This is actually a good thing; if suppliers underestimated usage that you could end up being hit with an additional bill at the year-end. The amount of money that you are in-credit by is used by your supplier as a buffer in case there is any shortfall during the winter months, when the amount of energy you use increases. If the money isn’t used, then it will be refunded to you at the end of the year.
However, while that money is acting as a buffer on your energy account, it isn’t earning any interest. So, claiming it back now could be an opportunity to bolster your cash reserves.
1. Get a meter reading
Direct debit payments are estimates, so you need to show your energy company exactly how much you are using. Once you’ve carried out a meter reading, simply pick up the phone and let your supplier know.
2. Find out if your account is in-credit

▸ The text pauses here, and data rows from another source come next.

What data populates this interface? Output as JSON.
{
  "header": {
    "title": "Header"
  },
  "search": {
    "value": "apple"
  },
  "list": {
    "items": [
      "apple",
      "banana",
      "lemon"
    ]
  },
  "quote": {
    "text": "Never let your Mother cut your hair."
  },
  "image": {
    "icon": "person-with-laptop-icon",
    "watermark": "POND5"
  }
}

If it is, then you are entitled to ask for this money to be refunded. However, be aware that you might be refused. If you request a refund during the summer months, your supplier might argue that it needs to keep your account in credit to offset a higher energy usage during the winter months. A refund could cause you to go into debt later in the year.
If you are refused a refund and feel this is unjustified, then make sure you ask for a full explanation. Threatening to take your custom elsewhere might also help, but do try and work with the energy company. Getting into debt on your account should be avoided wherever possible unless you fancy an additional bill at the year end.
3. Get your direct debit payments adjusted
If it transpires that your direct debit payments are too high, you can make a formal request for your supplier to lower these.
Do this formally in writing; this will indicate that you are serious about getting your direct debits adjusted. Consumer Focus, the consumer rights organisation, states: “suppliers should take reasonable care when administering your account”. This includes ensuring your direct debit payments are fair.
Make sure you continue to take meter readings every three months, and pass these on to your supplier.
4. Make a complaint
If you wish to complain, then the first step is to detail your gripe in writing to your energy supplier. It is best to see if the problem can be resolved directly. If not, then contact the Energy Ombudsman, which adjudicates disputed customer claims for compensation.
5. Changing supplier
Take a new meter reading on the day you change your energy supply. Compare this with the readings on your final bill from your old supplier and the first bill from your new supplier. If you notice a significant difference, then contact your supplier and ask why.
6. Know your rights
The direct debit guarantee means that energy suppliers cannot increase your monthly payments without giving you at least 10 working days’ notice first. If your supplier has broken this guarantee, then you can make a complaint to the Energy Ombudsman and potentially claim compensation.
If you’ve have a complaint about a financial service product you have bought but the company you bought it from refuses to resolve your problem after eight weeks, the Ombudsman can help. The Ombudsman will investigate and resolve the matter. The Ombudsman is independent and its service is free to consumers. The Ombudsman may find in the company’s favour but consumers don’t have accept its decision and are always free to go to court instead. But if they do accept an Ombudsman’s decision, it is binding both on them and on the business.